How did you find the motivation to complete your novel and the patience to wait for it to be published? What kept you going?
I read success stories of good authors and always thought to myself, ‘If they could do it, I could do it, too.’ I listened to their videos on youtube, watched movie adaptations of their novels, it gave me confidence and a vision for my book, ‘The Recession Groom’. Good music, amazing food, quality relationships and affirmative thoughts also helped me a lot. Your own book, Claire, '52 Dates for Writers', was also a great source of motivation. I even made bookmarks for myself after reading it!
Any top marketing tips?
Landing a publishing deal is not the end of the story, an author is the brand ambassador for a book and must know how to market it to prospective readers. There are many options to choose from. I used Goodreads to review books and found success as a reviewer. I have my own website called vaniauthor.com and also blog for Huffington Post. I have a twitter account for promoting my book (@Vani_Author) and I’m also active on Google Plus, Youtube and Instagram. Creating an impressive profile takes time and I’d recommend that authors start early.
Can you tell us a little about the process of making a trailer for your novel?
Book trailers are a great way to reach out to readers. I prepared a concept trailer for my book using Windows Movie Maker and pitched it to a Movie Director who decided to take up the project. Alternatively, there are many websites which allow authors to prepare their own book trailers – for example, animoto.com.
Can you tell us a little about the cover design process? Is this something the publisher ran with or did you have a lot of input yourself?
I’d a rough idea about a bridegroom sitting on a horse, his face covered with festoons of beads, the way we have in North India. The creative team of Leadstart Publishing came up with a cover design and I suggested certain modifications.

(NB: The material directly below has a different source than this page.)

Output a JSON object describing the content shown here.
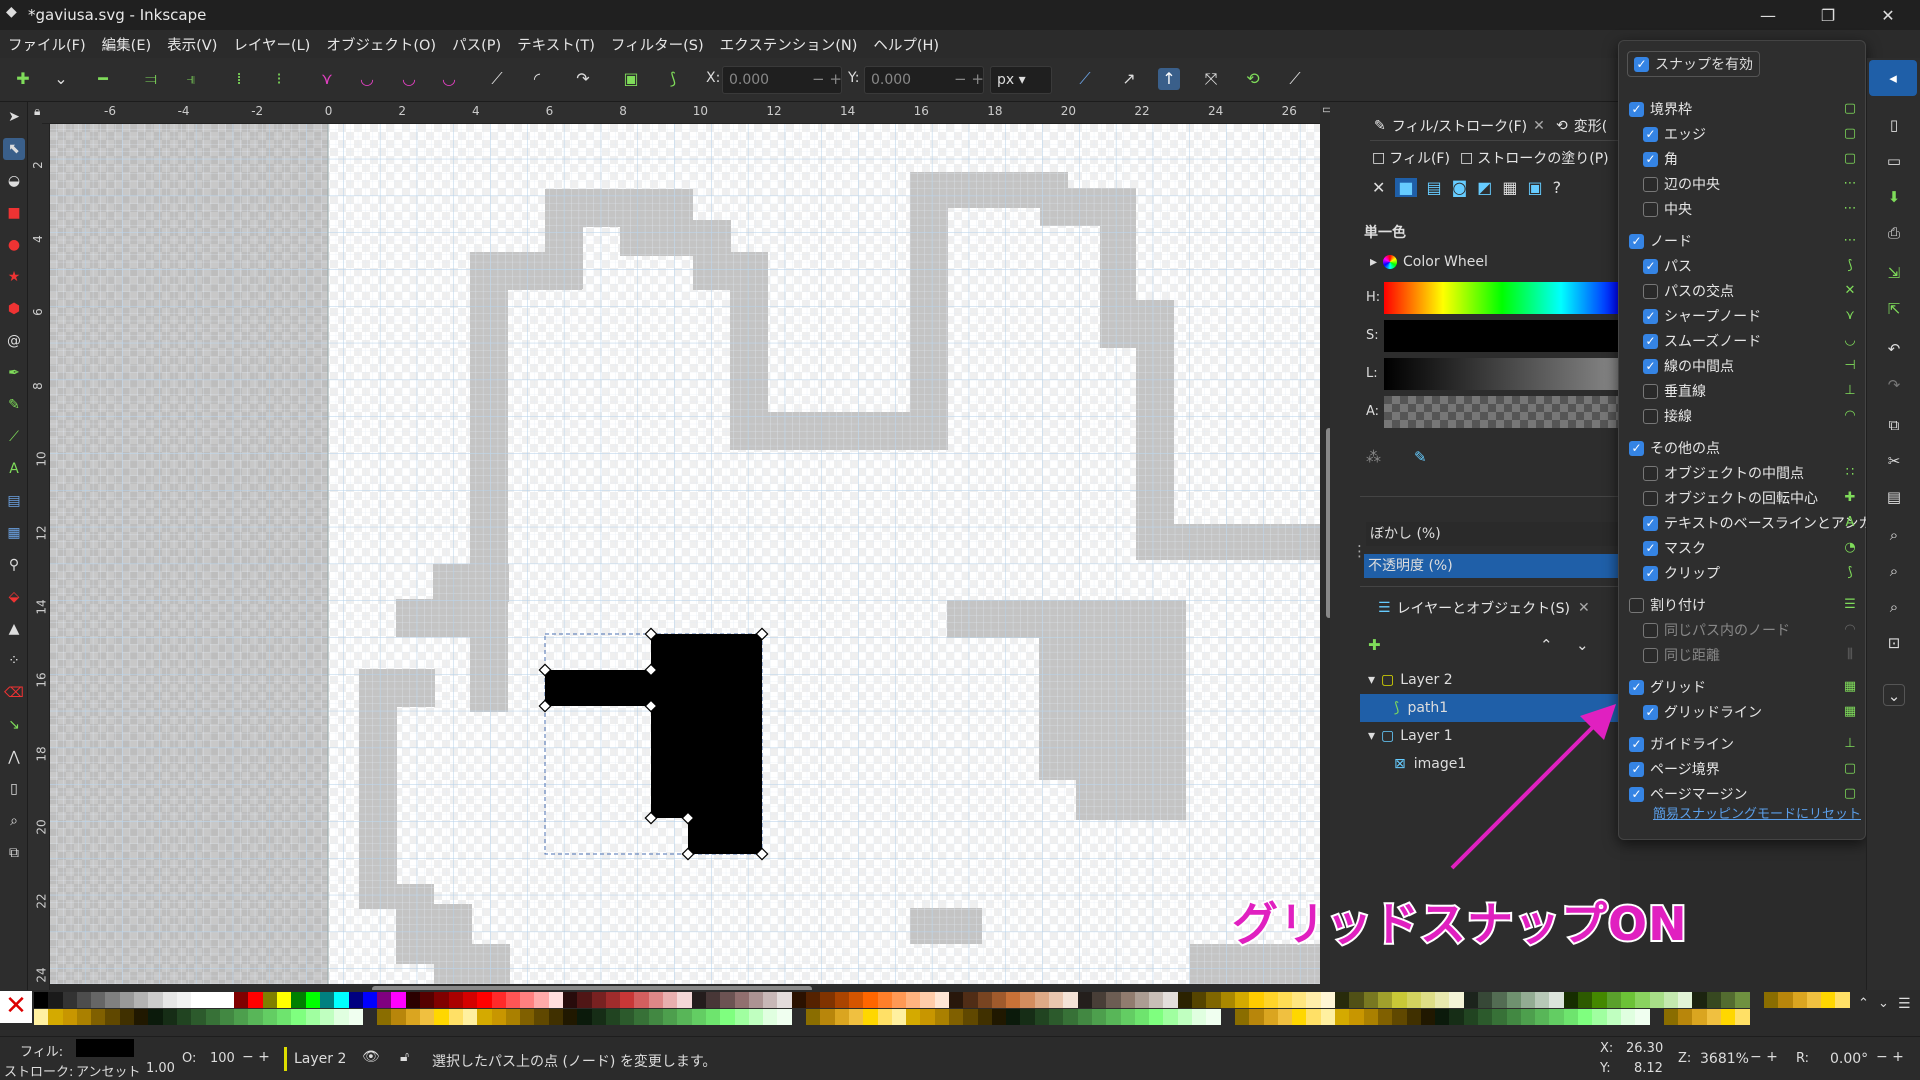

You have a great author photo! Can you tell us a little about the process of creating that?
Thanks for liking my author photo. It was a part of a professional photo shoot. The team and I searched through a pile of pictures to prepare ourselves ahead of the shoot. At the end of it, we decided that a natural look with a formal attire would suit me best. The locations were carefully chosen and so were the accessories and props.
How much guidance has your publisher given you in marketing your novel? Do you think you feel as responsible for marketing your work as if you’d self-published?
My publisher sent me detailed marketing information which was very helpful. There was much that I needed to do on my own like building up an online presence, setting up my website, creating a book trailer, contacting reviewers, planning the media launch etc. I look at it as an opportunity to learn and grow.
Can you tell us a little about the publishing industry in India right now? Is it equally focussed on print and e-book publication, for example?
A recent survey of Media Habits by NOP World Culture Score Index found out that Indians are the world’s top most readers and spend about 10 hours per week reading.
Most publishing houses agree that readership of fiction is increasing and people are showing a preference for e-books. This is also apparent from the popularity of literature festivals and the number of authors and readers participating in them. There are communities of reviewers and bloggers that are actively reaching out and supporting local talent. All of these are signs that the Indian publishing industry is set to grow hugely in the next few years.
What’s next for you as a writer?
I loved my characters so much that right after The Recession Groom, I started writing a sequel to it. There’s a third one in the series to wrap up Parshuraman’s story.
Need a dose of editor’s wisdom? ‘52 Dates for Writers’ offers a wealth of practical advice and exercises to help you write or revise your novel.